THE POPULAR SCIENCE MONTHLY.

bones of the horse are in reality the rudiments of the fingers we have represented them to be, and might further demand proof positive of their nature. Fortunately, geology and the science of fossils together come to our aid, with as brilliant a demonstration of the steps and stages of the degradation of the horse's fingers as the most sanguine evolutionist could hope to see. From Mother Earth, whose kindly shelter has sufficed to preserve for us the remains of so many of. the forms of the past, we obtain the means for constructing a genealogical tree of the equine race, by methods of certain kind, and through the exhibition of fossils, each bearing an impress of its history, which, to use Cuvier's expression, "is a surer mark than all those of Zadig."

Our theoretical journey backward into the ages begins with the Recent or last-formed deposits — those which lie nearest the outer surface of our earth. The Recent or Quaternary period forms a division of the Tertiary period, that is, the latest of the three great epochs into which, for purposes of classifying fossil forms by their relative ages, the geologist divides the rock-formations. The Tertiary rocks, commencing the list, with the last-formed or uppermost strata, begin with the Quaternary or Recent deposits; next in order succeed the older Pliocene rocks; then come the Miocene formations, and lastly succeed the Eocene rocks. These last are the oldest of the Tertiary period, and lie in natural order upon the Cretaceous or Chalk Rocks, which themselves belong to an entirely different and anterior (Mesozoic) period in the history of our globe. The first fossil—that is, the last deceased — horses we meet with are found in the Quaternary and Pliocene, or the last-formed deposits of the Tertiary system. Between these earlier Pliocene horses and our own Equidæ there are no material differences; and the limbs of these forms may therefore be diagrammatized as depicted in Fig. 12, A A 1; the cannon-bone in all of these figures being marked a; the splint-bones dd; the "pastern" and "coronary" bone b, c, and the "coffin-bone" f.

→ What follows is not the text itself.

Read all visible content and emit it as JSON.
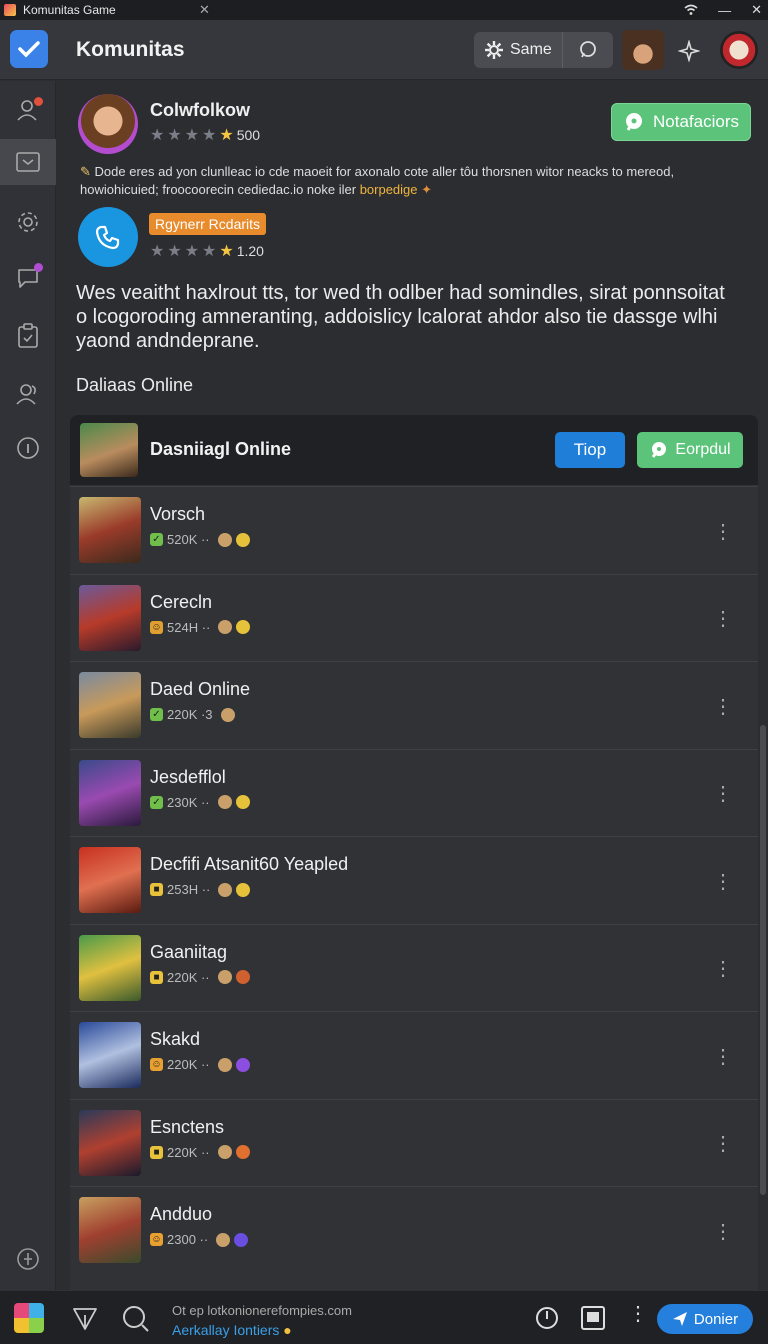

But near the beginning; of the Pliocene formations of the Old World, and in the oldest of the Miocene rocks which lie below them, we find a member of the horse family which differs in certain important respects from the horses of the Recent period, and from those of to-day. The fossil horses alluded to are found not merely in Europe, but in the Sewalik Hills in India, and they must therefore have possessed a very wide range of distribution. When first discovered, M. de Christol called this species of horse Hipparion, a name which has been still retained for it, amid that constant alteration in zoölogical nomenclature which is the labor of the foolish and the sadness of the wise among us. What are the chief peculiarities of Hipparion? Briefly stated, in the larger development of the "splint-bones" (Fig. 12, C C1), which, according to Owen, must have "dangled by the side of the large and functional hoof (or third toe) like the pair of spurious hoofs behind those forming the cloven foot in the ox." This conformation, continues Owen, "would